- **INSTRUCTIONS TO FOLLOW**
Show every line from the data below that includes "expanded".

Entries from a dataset of interfaces
# # # # #

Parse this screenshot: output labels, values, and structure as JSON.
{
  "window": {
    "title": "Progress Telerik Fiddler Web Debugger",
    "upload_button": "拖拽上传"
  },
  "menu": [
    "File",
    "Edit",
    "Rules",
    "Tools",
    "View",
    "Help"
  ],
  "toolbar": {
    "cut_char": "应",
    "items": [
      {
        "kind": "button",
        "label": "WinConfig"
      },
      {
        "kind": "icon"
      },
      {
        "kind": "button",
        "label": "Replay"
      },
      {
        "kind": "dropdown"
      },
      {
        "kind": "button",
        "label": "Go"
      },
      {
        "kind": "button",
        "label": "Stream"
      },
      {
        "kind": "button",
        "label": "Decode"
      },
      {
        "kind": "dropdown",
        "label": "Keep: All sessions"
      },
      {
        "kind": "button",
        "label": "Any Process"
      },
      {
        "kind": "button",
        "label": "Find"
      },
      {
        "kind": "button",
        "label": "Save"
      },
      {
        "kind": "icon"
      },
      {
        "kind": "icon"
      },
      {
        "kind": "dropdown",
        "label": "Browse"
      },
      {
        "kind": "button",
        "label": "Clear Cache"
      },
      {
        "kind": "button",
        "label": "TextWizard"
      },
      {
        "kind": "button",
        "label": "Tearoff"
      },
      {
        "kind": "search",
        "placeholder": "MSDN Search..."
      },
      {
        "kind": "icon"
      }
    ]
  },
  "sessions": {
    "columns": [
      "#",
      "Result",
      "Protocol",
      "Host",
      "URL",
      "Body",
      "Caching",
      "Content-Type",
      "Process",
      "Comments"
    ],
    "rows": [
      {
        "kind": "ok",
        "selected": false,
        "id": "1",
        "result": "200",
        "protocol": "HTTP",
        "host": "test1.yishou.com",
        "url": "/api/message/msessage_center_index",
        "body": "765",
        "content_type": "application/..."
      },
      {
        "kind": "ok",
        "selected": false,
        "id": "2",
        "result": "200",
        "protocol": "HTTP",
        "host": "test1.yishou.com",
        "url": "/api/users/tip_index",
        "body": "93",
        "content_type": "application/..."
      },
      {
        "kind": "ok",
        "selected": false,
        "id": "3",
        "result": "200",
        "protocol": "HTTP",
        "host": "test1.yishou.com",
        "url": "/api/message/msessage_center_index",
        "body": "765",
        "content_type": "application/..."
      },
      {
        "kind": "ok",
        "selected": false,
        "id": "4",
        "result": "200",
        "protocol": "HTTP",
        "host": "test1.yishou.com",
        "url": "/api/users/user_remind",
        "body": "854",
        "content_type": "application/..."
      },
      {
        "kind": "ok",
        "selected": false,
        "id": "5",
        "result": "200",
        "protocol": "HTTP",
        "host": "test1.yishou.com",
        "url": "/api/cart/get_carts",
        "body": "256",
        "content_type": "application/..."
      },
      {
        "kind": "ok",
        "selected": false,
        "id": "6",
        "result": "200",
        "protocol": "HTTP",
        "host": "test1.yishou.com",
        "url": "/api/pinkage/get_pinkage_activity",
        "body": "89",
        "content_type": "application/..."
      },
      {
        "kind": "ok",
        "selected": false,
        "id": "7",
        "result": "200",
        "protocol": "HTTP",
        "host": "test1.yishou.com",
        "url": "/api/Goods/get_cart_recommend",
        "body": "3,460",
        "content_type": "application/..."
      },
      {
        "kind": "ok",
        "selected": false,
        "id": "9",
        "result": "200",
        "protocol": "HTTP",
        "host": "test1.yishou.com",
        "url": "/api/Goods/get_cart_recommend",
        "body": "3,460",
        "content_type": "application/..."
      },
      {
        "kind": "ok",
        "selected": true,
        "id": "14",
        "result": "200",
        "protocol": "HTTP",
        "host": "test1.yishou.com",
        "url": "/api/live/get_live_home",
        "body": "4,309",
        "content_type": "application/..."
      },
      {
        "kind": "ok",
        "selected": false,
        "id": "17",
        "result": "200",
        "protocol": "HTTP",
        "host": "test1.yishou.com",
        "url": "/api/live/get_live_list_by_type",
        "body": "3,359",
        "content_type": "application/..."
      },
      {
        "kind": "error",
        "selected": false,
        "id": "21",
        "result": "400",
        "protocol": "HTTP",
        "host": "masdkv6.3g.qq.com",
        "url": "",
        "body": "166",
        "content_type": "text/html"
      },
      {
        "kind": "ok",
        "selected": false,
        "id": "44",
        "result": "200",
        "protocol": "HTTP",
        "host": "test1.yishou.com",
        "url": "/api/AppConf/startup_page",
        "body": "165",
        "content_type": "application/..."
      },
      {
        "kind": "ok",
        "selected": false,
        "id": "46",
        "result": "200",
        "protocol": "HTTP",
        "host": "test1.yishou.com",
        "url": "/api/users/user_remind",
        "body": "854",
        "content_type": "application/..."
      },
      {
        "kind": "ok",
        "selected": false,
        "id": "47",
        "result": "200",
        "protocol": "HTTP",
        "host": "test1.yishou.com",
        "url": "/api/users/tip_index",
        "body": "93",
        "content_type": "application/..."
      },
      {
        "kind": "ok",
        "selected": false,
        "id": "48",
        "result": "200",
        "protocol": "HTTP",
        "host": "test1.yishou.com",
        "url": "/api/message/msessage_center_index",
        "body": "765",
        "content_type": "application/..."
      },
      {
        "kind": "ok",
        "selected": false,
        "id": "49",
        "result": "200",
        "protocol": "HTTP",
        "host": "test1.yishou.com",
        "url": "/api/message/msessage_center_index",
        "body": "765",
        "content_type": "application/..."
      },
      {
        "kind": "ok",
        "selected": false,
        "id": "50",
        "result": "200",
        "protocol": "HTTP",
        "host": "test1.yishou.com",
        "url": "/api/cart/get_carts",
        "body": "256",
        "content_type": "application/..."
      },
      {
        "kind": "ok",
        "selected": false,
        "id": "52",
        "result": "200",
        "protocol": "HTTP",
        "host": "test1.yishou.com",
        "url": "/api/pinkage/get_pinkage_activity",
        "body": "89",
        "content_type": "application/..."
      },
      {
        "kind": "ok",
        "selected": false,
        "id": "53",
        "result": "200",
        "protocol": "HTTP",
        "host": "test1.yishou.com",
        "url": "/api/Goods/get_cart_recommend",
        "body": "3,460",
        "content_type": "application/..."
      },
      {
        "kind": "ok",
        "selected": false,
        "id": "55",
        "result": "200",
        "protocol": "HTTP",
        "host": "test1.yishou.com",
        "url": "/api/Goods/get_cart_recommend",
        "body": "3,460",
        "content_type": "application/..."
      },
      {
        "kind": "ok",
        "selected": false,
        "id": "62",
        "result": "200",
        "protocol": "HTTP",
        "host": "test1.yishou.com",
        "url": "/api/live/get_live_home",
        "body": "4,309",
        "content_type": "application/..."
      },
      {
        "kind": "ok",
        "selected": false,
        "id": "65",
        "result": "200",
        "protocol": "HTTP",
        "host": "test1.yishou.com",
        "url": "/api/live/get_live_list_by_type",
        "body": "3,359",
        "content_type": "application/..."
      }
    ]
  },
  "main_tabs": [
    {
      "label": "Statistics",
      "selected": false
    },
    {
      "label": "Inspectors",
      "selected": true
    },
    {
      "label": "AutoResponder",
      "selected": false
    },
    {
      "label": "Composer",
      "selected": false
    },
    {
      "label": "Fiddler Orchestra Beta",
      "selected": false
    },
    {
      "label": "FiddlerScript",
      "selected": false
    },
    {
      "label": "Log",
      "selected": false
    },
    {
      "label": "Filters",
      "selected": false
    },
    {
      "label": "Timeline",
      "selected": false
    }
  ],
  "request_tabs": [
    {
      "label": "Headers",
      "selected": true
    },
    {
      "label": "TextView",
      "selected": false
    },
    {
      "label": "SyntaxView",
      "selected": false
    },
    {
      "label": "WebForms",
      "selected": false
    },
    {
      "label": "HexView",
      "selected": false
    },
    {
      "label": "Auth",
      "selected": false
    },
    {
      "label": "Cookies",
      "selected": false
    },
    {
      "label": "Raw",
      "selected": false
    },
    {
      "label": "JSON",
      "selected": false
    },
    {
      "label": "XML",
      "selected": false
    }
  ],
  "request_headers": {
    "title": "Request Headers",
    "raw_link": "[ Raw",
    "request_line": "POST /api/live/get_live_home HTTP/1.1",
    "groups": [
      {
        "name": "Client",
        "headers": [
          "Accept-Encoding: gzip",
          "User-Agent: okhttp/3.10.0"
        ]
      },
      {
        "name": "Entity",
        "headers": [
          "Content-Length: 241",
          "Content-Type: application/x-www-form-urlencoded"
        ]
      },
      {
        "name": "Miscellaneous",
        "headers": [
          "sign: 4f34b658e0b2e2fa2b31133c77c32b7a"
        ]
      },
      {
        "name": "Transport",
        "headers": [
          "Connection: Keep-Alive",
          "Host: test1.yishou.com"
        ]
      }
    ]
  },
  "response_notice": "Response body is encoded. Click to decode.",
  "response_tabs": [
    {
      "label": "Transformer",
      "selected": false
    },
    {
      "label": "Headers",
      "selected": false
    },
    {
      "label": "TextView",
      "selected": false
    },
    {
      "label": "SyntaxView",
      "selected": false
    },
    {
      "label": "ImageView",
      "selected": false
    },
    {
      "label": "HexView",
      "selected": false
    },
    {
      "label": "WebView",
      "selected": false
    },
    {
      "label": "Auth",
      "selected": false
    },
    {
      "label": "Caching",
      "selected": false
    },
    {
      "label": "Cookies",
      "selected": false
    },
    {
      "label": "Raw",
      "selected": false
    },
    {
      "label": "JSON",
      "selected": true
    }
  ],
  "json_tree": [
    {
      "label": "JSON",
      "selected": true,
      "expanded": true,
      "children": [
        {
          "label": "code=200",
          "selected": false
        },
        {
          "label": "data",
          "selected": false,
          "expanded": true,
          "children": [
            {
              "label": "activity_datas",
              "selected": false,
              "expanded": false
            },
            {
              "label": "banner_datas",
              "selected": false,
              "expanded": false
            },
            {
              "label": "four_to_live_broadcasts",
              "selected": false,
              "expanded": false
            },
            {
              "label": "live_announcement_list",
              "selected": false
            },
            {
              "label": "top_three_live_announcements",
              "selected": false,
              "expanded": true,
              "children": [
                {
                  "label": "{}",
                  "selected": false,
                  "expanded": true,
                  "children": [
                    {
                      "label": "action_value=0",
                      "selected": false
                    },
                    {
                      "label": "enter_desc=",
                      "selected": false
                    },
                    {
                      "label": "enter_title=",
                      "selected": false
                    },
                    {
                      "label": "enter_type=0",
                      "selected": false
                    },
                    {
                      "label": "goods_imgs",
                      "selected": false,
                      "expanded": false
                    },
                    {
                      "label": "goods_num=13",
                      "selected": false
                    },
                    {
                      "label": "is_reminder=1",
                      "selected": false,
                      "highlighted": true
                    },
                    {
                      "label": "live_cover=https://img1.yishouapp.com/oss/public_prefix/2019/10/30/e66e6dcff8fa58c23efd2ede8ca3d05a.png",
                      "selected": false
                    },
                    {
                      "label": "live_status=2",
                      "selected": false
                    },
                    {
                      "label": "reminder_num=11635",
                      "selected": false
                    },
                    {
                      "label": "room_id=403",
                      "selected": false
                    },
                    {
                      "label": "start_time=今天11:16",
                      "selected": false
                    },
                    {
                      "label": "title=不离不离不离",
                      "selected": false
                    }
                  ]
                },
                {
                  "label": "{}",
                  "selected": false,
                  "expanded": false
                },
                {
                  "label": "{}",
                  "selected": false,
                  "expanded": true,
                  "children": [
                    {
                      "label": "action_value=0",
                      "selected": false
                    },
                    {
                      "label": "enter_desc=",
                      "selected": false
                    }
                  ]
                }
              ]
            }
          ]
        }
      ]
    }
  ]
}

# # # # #

- **RESPONSE**
      "expanded": true,
          "expanded": true,
              "expanded": false
              "expanded": false
              "expanded": false
              "expanded": true,
                  "expanded": true,
                      "expanded": false
                  "expanded": false
                  "expanded": true,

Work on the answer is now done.